[[ Records for processing open ]]

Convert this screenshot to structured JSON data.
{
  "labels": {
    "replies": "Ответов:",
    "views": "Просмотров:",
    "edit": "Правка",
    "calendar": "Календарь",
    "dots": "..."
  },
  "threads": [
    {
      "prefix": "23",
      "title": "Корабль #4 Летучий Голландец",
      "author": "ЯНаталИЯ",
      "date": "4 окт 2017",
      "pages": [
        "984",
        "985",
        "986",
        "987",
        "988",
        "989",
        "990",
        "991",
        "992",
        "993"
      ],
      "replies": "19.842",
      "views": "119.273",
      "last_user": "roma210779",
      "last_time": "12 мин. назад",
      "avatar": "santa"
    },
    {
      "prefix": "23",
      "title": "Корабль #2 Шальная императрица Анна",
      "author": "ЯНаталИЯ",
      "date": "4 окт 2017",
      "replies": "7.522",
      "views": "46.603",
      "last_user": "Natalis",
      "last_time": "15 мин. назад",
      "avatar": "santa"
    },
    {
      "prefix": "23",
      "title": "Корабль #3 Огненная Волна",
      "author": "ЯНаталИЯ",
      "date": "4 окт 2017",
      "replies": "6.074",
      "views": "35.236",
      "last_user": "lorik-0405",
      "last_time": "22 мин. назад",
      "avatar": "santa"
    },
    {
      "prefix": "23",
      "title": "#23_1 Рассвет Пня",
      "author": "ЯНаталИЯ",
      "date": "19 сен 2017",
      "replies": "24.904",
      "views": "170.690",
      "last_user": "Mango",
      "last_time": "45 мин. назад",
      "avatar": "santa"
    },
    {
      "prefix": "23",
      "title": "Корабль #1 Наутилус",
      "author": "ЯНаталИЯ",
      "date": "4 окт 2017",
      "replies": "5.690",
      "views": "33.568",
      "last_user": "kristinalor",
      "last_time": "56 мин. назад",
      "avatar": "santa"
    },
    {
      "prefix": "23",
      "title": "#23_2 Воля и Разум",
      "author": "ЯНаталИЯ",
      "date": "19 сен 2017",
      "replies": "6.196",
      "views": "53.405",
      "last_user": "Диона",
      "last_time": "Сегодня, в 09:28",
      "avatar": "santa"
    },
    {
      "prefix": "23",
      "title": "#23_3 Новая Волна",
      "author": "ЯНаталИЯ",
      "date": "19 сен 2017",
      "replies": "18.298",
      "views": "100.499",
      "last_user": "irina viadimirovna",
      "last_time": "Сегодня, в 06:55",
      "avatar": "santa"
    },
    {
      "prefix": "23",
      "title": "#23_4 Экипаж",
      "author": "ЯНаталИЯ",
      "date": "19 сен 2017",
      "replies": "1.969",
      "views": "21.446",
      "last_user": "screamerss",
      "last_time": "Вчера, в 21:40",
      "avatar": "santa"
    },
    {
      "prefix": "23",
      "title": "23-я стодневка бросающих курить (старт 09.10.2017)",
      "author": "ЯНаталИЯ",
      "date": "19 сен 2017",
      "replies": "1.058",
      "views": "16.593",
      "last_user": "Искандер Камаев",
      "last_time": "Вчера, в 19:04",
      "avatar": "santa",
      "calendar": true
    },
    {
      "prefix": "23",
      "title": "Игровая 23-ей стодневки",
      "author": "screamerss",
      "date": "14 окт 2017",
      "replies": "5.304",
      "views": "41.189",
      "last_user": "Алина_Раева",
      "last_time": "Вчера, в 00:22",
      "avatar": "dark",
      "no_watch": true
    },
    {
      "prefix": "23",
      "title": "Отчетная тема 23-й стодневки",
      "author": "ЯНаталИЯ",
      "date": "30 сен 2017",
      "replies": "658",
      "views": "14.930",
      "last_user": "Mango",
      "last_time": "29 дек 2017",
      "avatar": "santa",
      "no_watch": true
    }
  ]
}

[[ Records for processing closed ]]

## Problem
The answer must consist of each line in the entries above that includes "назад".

## Answer to the problem
      "last_time": "12 мин. назад",
      "last_time": "15 мин. назад",
      "last_time": "22 мин. назад",
      "last_time": "45 мин. назад",
      "last_time": "56 мин. назад",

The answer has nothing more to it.